# What you are asked to do
A single number is the whole answer: the count of lines in the records where "this" occurs.

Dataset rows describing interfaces
---*---
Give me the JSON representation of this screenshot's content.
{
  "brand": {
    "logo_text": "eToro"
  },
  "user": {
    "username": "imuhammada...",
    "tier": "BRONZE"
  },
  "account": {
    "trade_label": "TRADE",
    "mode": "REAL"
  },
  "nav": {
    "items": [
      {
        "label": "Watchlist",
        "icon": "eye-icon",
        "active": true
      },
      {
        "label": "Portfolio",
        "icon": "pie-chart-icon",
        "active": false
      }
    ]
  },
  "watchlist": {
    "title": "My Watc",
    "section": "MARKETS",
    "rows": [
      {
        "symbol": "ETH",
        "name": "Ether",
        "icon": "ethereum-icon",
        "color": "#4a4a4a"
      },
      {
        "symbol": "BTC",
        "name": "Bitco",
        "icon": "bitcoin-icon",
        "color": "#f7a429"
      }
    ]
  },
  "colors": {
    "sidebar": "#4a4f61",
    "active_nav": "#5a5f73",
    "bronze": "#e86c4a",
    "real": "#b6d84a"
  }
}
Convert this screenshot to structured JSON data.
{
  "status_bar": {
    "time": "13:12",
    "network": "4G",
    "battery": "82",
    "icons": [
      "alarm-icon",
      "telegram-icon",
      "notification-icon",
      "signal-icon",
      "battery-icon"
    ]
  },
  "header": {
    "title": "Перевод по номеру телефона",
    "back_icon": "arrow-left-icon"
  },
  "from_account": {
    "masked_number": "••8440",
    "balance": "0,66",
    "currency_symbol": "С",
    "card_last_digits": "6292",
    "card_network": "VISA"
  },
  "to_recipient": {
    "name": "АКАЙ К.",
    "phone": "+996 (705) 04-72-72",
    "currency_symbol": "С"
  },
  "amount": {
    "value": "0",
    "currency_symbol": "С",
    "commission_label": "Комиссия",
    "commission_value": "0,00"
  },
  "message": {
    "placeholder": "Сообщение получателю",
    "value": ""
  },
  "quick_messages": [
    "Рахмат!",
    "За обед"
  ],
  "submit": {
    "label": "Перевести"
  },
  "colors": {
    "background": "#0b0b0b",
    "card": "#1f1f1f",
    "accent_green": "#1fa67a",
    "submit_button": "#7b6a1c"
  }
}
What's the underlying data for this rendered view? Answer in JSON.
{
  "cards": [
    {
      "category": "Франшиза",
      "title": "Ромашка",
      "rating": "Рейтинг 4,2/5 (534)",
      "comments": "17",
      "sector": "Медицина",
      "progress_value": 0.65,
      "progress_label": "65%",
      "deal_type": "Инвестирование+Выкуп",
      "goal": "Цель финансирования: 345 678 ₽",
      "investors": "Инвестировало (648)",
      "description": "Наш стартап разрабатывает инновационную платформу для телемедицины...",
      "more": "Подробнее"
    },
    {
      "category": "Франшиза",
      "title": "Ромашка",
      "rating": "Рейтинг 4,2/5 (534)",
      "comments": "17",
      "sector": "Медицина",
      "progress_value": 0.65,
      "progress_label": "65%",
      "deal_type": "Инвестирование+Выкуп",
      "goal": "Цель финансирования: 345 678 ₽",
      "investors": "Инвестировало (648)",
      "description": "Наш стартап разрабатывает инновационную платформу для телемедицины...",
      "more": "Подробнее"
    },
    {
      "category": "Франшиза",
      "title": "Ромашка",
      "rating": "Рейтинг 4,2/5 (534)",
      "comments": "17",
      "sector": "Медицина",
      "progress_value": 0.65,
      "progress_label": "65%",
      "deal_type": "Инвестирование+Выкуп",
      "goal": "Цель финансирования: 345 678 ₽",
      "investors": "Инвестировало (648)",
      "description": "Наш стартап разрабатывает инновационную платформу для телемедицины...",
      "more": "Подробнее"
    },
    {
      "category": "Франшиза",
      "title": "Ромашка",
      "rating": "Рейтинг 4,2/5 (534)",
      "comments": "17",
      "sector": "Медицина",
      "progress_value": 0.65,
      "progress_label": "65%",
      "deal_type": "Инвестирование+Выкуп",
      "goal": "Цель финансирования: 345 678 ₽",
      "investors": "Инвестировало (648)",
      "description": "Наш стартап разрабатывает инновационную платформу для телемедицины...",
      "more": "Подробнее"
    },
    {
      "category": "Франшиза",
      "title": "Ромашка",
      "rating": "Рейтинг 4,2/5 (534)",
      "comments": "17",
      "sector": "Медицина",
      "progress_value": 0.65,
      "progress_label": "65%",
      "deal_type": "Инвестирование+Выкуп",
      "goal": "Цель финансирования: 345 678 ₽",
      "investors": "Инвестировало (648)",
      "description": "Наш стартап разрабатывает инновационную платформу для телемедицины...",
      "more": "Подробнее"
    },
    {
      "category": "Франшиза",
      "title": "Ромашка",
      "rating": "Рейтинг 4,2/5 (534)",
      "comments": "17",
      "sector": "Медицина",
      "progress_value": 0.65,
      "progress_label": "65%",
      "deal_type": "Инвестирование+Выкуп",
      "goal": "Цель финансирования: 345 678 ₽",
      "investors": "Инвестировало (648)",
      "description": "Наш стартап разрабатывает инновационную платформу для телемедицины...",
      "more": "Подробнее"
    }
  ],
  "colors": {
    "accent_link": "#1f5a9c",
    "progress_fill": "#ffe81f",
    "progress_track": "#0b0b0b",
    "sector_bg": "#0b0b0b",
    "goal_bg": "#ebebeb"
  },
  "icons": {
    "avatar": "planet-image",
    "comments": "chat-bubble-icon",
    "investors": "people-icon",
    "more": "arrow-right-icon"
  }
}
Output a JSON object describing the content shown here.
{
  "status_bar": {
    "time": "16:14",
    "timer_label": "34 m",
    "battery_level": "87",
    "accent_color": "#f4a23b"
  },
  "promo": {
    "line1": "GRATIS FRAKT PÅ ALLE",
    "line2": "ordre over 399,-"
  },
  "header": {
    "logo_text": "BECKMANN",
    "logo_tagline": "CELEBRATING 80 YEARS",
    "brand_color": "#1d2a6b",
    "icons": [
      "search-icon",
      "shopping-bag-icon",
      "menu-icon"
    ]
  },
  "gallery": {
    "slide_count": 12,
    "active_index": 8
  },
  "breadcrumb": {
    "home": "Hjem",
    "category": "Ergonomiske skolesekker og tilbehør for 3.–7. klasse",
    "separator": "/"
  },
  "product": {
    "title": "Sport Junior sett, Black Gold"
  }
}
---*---
# Answer for the task
3